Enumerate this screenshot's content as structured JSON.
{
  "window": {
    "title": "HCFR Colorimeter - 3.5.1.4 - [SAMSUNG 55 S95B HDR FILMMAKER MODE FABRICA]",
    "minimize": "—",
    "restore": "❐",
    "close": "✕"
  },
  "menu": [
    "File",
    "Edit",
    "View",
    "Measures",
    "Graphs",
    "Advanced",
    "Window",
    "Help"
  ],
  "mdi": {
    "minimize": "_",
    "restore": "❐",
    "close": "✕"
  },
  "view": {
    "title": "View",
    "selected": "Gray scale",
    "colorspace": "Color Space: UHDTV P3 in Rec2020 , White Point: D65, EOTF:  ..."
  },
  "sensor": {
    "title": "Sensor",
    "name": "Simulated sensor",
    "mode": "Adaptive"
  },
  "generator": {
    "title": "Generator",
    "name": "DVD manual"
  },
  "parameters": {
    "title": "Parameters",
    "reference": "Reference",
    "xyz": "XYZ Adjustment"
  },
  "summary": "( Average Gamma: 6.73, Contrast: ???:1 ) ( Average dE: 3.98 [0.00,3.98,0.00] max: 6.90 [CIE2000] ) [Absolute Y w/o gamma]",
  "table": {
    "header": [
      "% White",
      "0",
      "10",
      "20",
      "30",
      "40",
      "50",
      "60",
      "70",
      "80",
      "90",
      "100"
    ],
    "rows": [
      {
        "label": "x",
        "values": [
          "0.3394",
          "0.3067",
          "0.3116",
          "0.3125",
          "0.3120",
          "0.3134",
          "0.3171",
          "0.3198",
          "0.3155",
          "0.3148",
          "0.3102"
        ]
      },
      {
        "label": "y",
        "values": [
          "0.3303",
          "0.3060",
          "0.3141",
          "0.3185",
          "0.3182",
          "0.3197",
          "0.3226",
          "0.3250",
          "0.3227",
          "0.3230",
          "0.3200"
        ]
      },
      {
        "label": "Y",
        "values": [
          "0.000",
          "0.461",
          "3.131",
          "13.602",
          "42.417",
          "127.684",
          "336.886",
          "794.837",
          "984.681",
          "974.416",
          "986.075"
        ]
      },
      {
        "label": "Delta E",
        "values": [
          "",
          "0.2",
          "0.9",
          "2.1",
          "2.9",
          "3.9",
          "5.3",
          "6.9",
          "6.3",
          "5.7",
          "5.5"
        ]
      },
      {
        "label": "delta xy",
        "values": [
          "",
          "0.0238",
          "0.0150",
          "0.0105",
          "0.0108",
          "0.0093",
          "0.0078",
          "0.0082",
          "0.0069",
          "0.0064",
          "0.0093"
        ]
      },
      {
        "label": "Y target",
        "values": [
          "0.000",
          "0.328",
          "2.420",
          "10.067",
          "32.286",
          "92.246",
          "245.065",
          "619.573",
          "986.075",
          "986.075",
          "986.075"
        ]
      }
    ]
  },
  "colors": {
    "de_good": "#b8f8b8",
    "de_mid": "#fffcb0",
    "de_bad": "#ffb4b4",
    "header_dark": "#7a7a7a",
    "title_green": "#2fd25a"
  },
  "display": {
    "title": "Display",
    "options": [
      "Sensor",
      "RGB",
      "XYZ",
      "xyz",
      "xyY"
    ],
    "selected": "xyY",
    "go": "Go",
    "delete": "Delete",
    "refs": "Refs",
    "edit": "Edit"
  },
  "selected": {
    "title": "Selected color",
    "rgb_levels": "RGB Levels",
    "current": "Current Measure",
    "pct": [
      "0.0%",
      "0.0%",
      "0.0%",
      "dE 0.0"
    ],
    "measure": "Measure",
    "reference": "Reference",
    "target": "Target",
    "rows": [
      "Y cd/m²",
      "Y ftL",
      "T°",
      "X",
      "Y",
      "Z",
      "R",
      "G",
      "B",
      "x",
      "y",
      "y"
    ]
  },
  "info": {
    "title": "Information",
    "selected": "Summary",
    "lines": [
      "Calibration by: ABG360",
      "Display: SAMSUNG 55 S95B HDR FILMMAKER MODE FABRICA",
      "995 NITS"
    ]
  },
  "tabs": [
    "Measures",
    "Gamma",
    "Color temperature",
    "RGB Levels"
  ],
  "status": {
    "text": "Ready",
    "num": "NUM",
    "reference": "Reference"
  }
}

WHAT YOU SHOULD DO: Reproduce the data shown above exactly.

ANSWER TO THE PROBLEM:
Enumerate this screenshot's content as structured JSON.
{
  "window": {
    "title": "HCFR Colorimeter - 3.5.1.4 - [SAMSUNG 55 S95B HDR FILMMAKER MODE FABRICA]",
    "minimize": "—",
    "restore": "❐",
    "close": "✕"
  },
  "menu": [
    "File",
    "Edit",
    "View",
    "Measures",
    "Graphs",
    "Advanced",
    "Window",
    "Help"
  ],
  "mdi": {
    "minimize": "_",
    "restore": "❐",
    "close": "✕"
  },
  "view": {
    "title": "View",
    "selected": "Gray scale",
    "colorspace": "Color Space: UHDTV P3 in Rec2020 , White Point: D65, EOTF:  ..."
  },
  "sensor": {
    "title": "Sensor",
    "name": "Simulated sensor",
    "mode": "Adaptive"
  },
  "generator": {
    "title": "Generator",
    "name": "DVD manual"
  },
  "parameters": {
    "title": "Parameters",
    "reference": "Reference",
    "xyz": "XYZ Adjustment"
  },
  "summary": "( Average Gamma: 6.73, Contrast: ???:1 ) ( Average dE: 3.98 [0.00,3.98,0.00] max: 6.90 [CIE2000] ) [Absolute Y w/o gamma]",
  "table": {
    "header": [
      "% White",
      "0",
      "10",
      "20",
      "30",
      "40",
      "50",
      "60",
      "70",
      "80",
      "90",
      "100"
    ],
    "rows": [
      {
        "label": "x",
        "values": [
          "0.3394",
          "0.3067",
          "0.3116",
          "0.3125",
          "0.3120",
          "0.3134",
          "0.3171",
          "0.3198",
          "0.3155",
          "0.3148",
          "0.3102"
        ]
      },
      {
        "label": "y",
        "values": [
          "0.3303",
          "0.3060",
          "0.3141",
          "0.3185",
          "0.3182",
          "0.3197",
          "0.3226",
          "0.3250",
          "0.3227",
          "0.3230",
          "0.3200"
        ]
      },
      {
        "label": "Y",
        "values": [
          "0.000",
          "0.461",
          "3.131",
          "13.602",
          "42.417",
          "127.684",
          "336.886",
          "794.837",
          "984.681",
          "974.416",
          "986.075"
        ]
      },
      {
        "label": "Delta E",
        "values": [
          "",
          "0.2",
          "0.9",
          "2.1",
          "2.9",
          "3.9",
          "5.3",
          "6.9",
          "6.3",
          "5.7",
          "5.5"
        ]
      },
      {
        "label": "delta xy",
        "values": [
          "",
          "0.0238",
          "0.0150",
          "0.0105",
          "0.0108",
          "0.0093",
          "0.0078",
          "0.0082",
          "0.0069",
          "0.0064",
          "0.0093"
        ]
      },
      {
        "label": "Y target",
        "values": [
          "0.000",
          "0.328",
          "2.420",
          "10.067",
          "32.286",
          "92.246",
          "245.065",
          "619.573",
          "986.075",
          "986.075",
          "986.075"
        ]
      }
    ]
  },
  "colors": {
    "de_good": "#b8f8b8",
    "de_mid": "#fffcb0",
    "de_bad": "#ffb4b4",
    "header_dark": "#7a7a7a",
    "title_green": "#2fd25a"
  },
  "display": {
    "title": "Display",
    "options": [
      "Sensor",
      "RGB",
      "XYZ",
      "xyz",
      "xyY"
    ],
    "selected": "xyY",
    "go": "Go",
    "delete": "Delete",
    "refs": "Refs",
    "edit": "Edit"
  },
  "selected": {
    "title": "Selected color",
    "rgb_levels": "RGB Levels",
    "current": "Current Measure",
    "pct": [
      "0.0%",
      "0.0%",
      "0.0%",
      "dE 0.0"
    ],
    "measure": "Measure",
    "reference": "Reference",
    "target": "Target",
    "rows": [
      "Y cd/m²",
      "Y ftL",
      "T°",
      "X",
      "Y",
      "Z",
      "R",
      "G",
      "B",
      "x",
      "y",
      "y"
    ]
  },
  "info": {
    "title": "Information",
    "selected": "Summary",
    "lines": [
      "Calibration by: ABG360",
      "Display: SAMSUNG 55 S95B HDR FILMMAKER MODE FABRICA",
      "995 NITS"
    ]
  },
  "tabs": [
    "Measures",
    "Gamma",
    "Color temperature",
    "RGB Levels"
  ],
  "status": {
    "text": "Ready",
    "num": "NUM",
    "reference": "Reference"
  }
}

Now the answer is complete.